Today we added another country to our list. Officially it is called The Republic of Mountainous Karabakh (NK) and nobody knows it. It has not been recognized by anybody but Armenia, it is not a member of the United Nations, but it is doing just fine. Formerly inserted into Azerbaijan by Stalin in spite of being populated mostly by Armenians, it liberated itself in 1994 at the cost of 30,000 lives and ruining Armenian economy. To get here you have to drive a newly built road from Goris (Armenia) to its capital Stepanakert (NK) built with money donated by Armenian diaspora, because Armenia cannot afford it. You drive this road occupied mostly by dense local traffic, over the high mountain passes, along the mountain streams and the nirvana of expansive views of the mountains and beautiful meadows full of poppies, still not discovered by Californian hippies, patchwork of colorful fields, pastures and forests. As it is common with small countries, the smaller the country, the bigger the visa sticker in your passport, but to give them the credit, the visa fee is very modest and it applies to all countries evenly not like some others that are not charging some and charging others exorbitant amounts.
This land was settled by God loving people building Easter Island style sculptures to their grandmas and grandpas (mamiks and babiks in local dialect) and filling beautiful vistas with blooming living crosses and katchkars (Irish looking decorated stone slabs with intricate carving patterns and crosses), people, who built their churches and monasteries hundreds and hundreds of years ago and they now take good care of them. Here is one, hidden in the north behind a tall wall at the end of a long winding road, a seat of their archbishop guy with a modern heliport and sitting chopper ready to be used next to it (no kidding) even it is for money of others including USAID (I guess US taxpayers money at work). They love their history and they love to show it. In this region where neighbors‘ DNA cannot be more different, frequent disputes were not settled peacefully and one side’s patriots and celebrated heroes were, and still are, called terrorists and murderers, depending on your perspective and side you are on. But they cherish their heroes and save their weaponry to remember them by and for future use.

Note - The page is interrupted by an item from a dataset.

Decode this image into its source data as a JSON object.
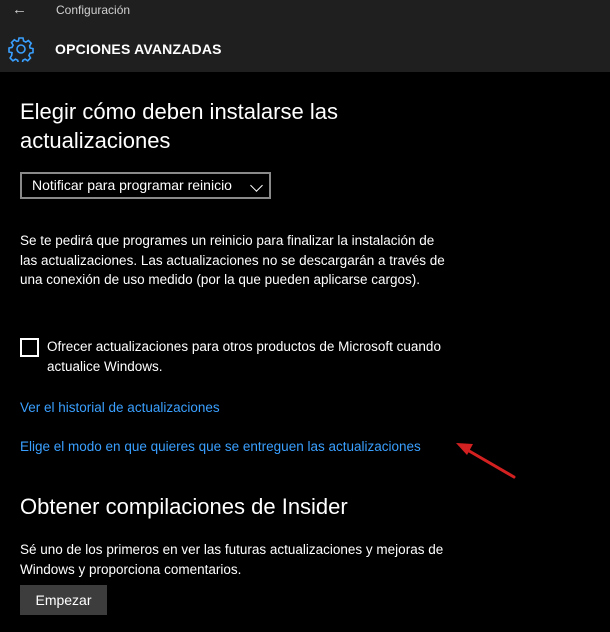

People are kind and pleasant, knowing their tools of trade like how to do their lavash bread with work(wo)manship to admire or shashliks and kebabs and coffees even in the most unexpected roadside places and fill you in matter of minutes with a symphony of smells and tastes even if some services, while in incredible setting of a breathtaking landscape may lack some stability and flushing water but do provide a lot of space for improvement in the near future. Knowing Armenians it may be in next tourist season!
Perhaps a special project of USAID or LA Diaspora Fund?